Older adults have special needs that must be met during any crisis, these include but not limited to nutrition, physical activity, health care, communication, and socialization (Vahia et al., 2020). Positive social connections and relationships are fundamental for older adults’ well-being as social beings, and the loss of these connections could have profound effects both with physical and mental health of these individuals (Gayer et al., 2020). In addition, the restricted contact with people around them has resulted to loss of financial and social support of which is significant for older people in their daily living (Bidzan-Bluma et al., 2020). As such, in order to respond to changing environmental conditions, the presence of these known threats during any crisis (e.g. pandemic crisis) and the need to sustain their individual needs as human beings for survival increases their internal resilience as human beings for adaptation and survival. Therefore, this theory assumes that in times of crisis, health needs develop into a health threat that compels older persons to develop internal resiliency in order to preserve their integrity, wellbeing and quality of life (Need – Threat Internal Resiliency Theory) as illustrated on Figure 1.

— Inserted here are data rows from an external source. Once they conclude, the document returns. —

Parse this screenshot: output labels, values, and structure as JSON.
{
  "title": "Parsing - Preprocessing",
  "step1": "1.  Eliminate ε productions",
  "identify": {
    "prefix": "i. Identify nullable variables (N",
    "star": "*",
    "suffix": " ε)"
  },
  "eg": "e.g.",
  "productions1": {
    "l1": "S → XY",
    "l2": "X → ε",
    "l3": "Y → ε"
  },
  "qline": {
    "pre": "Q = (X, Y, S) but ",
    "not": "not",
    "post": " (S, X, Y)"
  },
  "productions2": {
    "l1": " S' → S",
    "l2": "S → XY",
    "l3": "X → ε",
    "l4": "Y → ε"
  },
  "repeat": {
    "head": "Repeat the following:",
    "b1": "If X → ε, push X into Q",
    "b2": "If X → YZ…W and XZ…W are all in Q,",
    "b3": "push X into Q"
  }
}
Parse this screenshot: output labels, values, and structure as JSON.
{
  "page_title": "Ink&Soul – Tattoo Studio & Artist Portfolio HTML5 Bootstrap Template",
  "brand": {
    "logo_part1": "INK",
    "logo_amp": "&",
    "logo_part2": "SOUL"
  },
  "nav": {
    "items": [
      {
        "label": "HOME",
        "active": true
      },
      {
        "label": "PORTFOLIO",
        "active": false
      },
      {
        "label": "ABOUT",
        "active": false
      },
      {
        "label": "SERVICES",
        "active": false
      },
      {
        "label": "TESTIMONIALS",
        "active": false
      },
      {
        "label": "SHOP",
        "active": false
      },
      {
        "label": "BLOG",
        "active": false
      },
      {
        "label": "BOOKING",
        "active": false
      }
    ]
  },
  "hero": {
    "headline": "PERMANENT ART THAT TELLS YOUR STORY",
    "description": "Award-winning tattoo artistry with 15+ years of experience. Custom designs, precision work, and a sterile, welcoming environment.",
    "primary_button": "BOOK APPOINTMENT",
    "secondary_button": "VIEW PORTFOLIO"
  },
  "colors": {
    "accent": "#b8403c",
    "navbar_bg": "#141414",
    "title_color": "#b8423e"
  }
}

Internal resiliency plays an important role among older people during crisis as threat and needs coexist during this unanticipated and dynamic situation. As such, when doing crisis planning and implementing intervention as well as preventive measures to curb the problem, older adult needs should be taken into careful consideration as these individuals may require more special attention and support compare with other population group. Hence, the outcome of this study has big implications for public health policy as well as in developing and implementing health services concerning older person during any disaster or pandemic crisis. The theory further provides a wider perspectives on how nurses takes care of older persons to develop resiliency in times of pandemic such as COVID19. Moreover, further studies must be conducted to validate the three proposition of this theory supporting its assumption between the relationship of health needs and threat as strong force that drives older adults’ development of internal resiliency in times of crisis.